--- Material to process Enclosed Below ---
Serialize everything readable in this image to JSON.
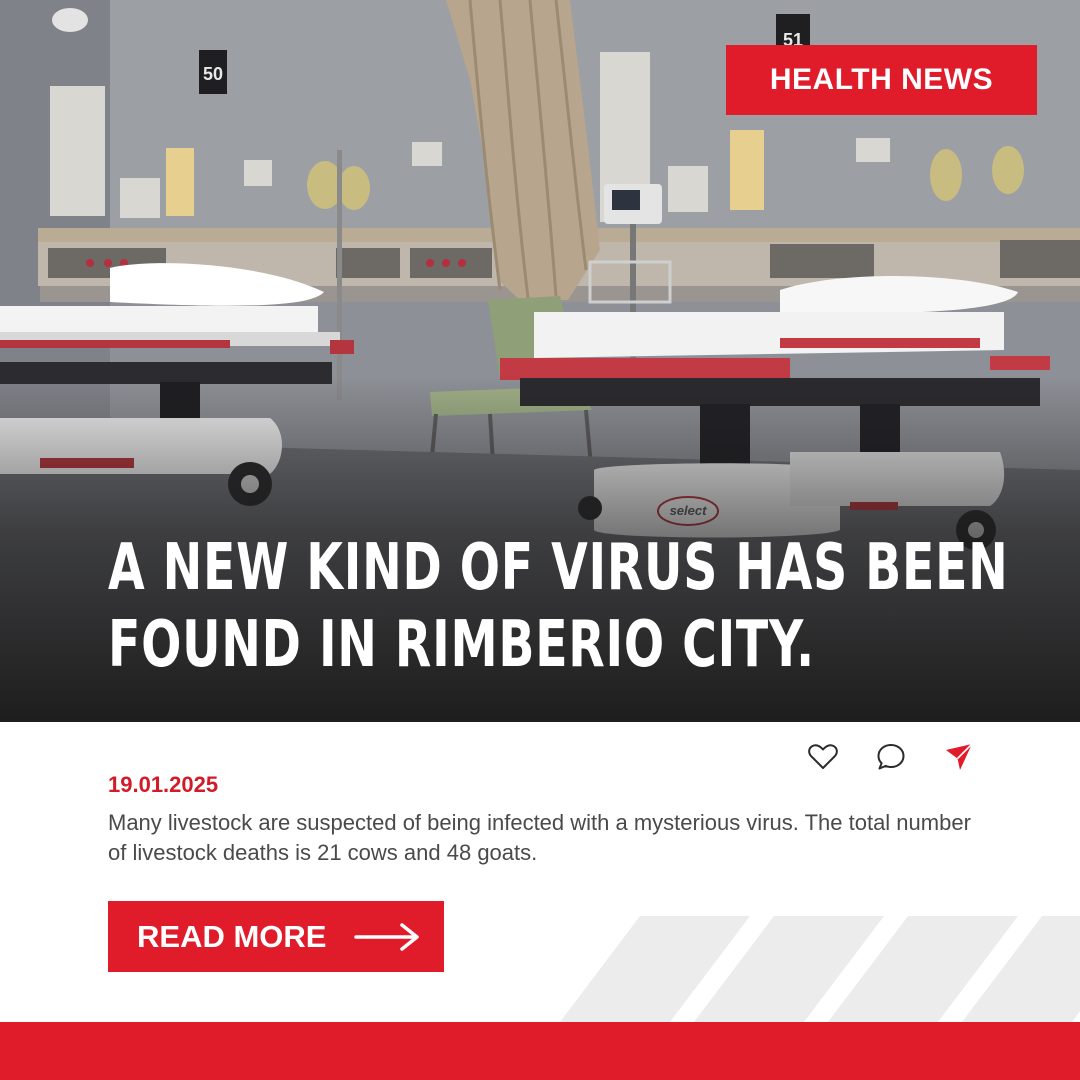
{
  "post": {
    "badge": "HEALTH NEWS",
    "headline_lines": [
      "A NEW KIND OF VIRUS HAS BEEN",
      "FOUND IN RIMBERIO CITY."
    ],
    "date": "19.01.2025",
    "summary": "Many livestock are suspected of being infected with a mysterious virus. The total number of livestock deaths is 21 cows and 48 goats.",
    "cta_label": "READ MORE"
  },
  "photo": {
    "room_signs": [
      "50",
      "51"
    ],
    "stretcher_brand": "select"
  },
  "actions": [
    {
      "name": "like",
      "icon": "heart-icon"
    },
    {
      "name": "comment",
      "icon": "speech-bubble-icon"
    },
    {
      "name": "share",
      "icon": "paper-plane-icon"
    }
  ],
  "icons": {
    "cta": "arrow-right-icon"
  },
  "colors": {
    "brand_red": "#e01b2a",
    "date_red": "#d31b28",
    "text_gray": "#4a4a4a",
    "stripe_gray": "#ececec",
    "footer_red": "#e01b2a"
  }
}
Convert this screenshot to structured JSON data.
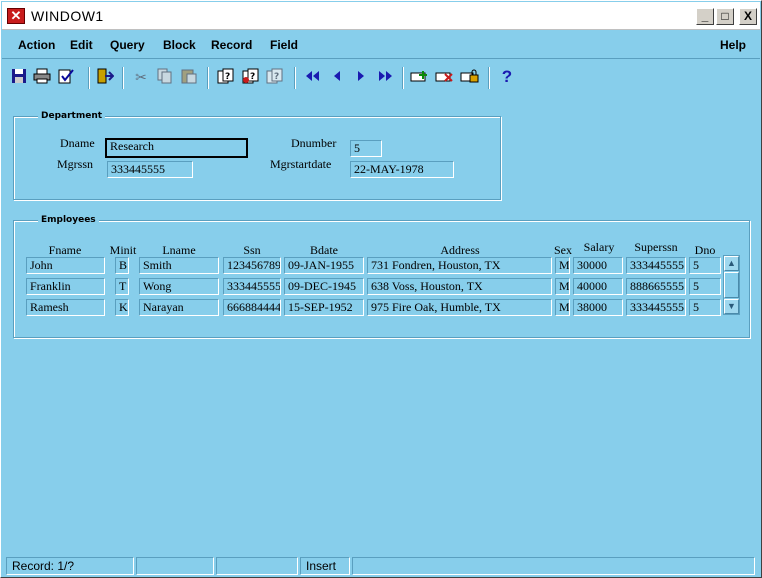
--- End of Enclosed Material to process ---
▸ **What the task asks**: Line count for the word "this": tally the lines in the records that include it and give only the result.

▸ **Exercise answer**: 2